Dimmers function similar to a light switch, however they are not simply on or off. They also cover everything in between for ultimate light control. Generally, they will only work with incandescent lights and will not function with fluorescent or compact fluorescent bulbs.

The Intermatic HA06C is an example of this.

Dimmer Switches can replace current dimmer switches in your house along with normal switches that control light fixtures.

Dimmer switches should not be used for replacing switches which control a ceiling fan, fluorescent bulbs or an outlet receptacle.


Switches are a simple switch that is either On or Off

The Wayne Dalton HA18WD is an example of this.

Switches can replace any current switch in your home. Because they only offer On and Off control, they are best used to control fluorescent light fixtures, fixtures that include a ceiling fan with lights operating on a single switch and switches that control an outlet receptacle.

For the best Z-Wave and LMCE experience, it is recommended to get a dimmer switch if replacing a fixture that support incandescent bulbs.


Receptacles are the outlets which you plug your stuff into.

Generally there is not a need to replace these but it can be useful for these needs:

  • Turn the Receptacle on or of at specific time to conserver power
  • If you do not have a permanent light fixture and a lamp is attached to this Receptacle.

If you currently have a switch controlling a Receptacle, it is not advised to replace the Receptacle with one of these unless you are eliminating the switch. Otherwise the switch will need to remain in the On position for the receptacle to operate correctly.

Door Locks

Heating\Cooling Control

PIR (Binary Sensor) support

Setting associations

The web interface allows you to create associations between devices (I believe this requires SIS mode, not sure). Click "Show device tree" then navigate to your z-wave device(under CORE) and select "Send command to device". A popup window will show and you can choose the "Set Association" command.

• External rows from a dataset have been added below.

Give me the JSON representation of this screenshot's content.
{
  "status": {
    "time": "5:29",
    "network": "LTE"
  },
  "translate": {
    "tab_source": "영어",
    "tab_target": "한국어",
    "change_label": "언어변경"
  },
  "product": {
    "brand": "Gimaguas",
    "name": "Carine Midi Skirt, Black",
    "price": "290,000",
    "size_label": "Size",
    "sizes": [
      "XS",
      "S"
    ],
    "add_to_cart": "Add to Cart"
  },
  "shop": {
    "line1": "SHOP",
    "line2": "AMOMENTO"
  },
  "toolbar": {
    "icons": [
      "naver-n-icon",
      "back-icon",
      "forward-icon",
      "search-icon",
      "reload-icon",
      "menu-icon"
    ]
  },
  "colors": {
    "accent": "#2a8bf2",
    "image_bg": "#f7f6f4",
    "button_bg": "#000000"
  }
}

Enter three parameters:

  • the zwave NodeID of the source device, the one that will send the command
  • the group in the source device that will trigger the send (typically the button number on a multi-paddle switch)
  • the NodeID(s) device(s)

Example: 5 / 2 / 7,8 would cause devices 7 and 8 to turn on when you press button 2 of device 5